1. Nosferatu, a Symphony of Horrors (Germany, 1922) It’s the granddaddy, there’s so much in it, and its tentacles went straight into Hollywood, through James Whale and Tod Browning… it’s sort of fundamental. And still very effective.
2. Les Diaboliques (France, 1954) Is it a horror film? It appears to get into supernatural territory, but it’s a horror thriller. Like Vertigo, it’s in a very weird realm. I saw it in my horror-obsessed youth when BBC2 showed it in a French season, and I’ll never forget it.
3. Whip and the Body (Italy, 1963) Going back to horror, director Mario Bava has been my great discovery. In this, a man comes back to restart a sadomasochistic affair with his dead brother’s sister-in-law; she kills him; the affair continues.
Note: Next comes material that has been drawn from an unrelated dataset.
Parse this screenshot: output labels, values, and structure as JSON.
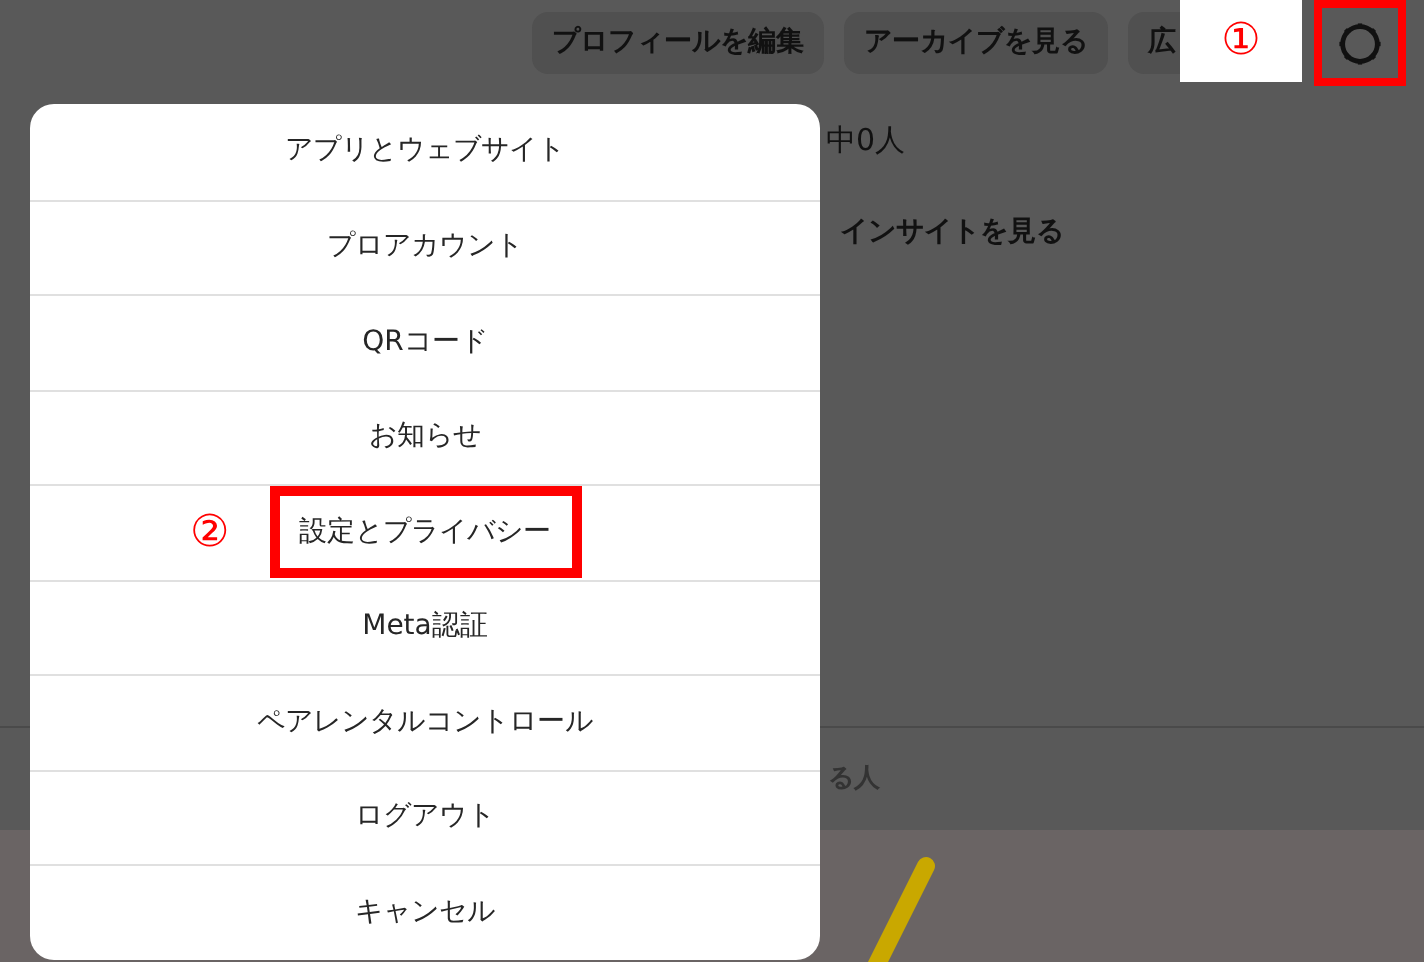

Uniquely Italian.
4. In a Glass Cage (Spain, 1987) There’s nothing else like it. A former Nazi doctor living in Spain wakes up in an iron lung and a young man offers his services as a nurse, but he’s a former victim. It’s a very tough watch.
5. Daughters of Darkness (Belgium, 1970) It’s a real work of art, I think. A strange, stylish cocktail of ingredients; 1970s chic rubs up against the silent classics. Delphine Seyrig as the mysterious lesbian countess is sensational.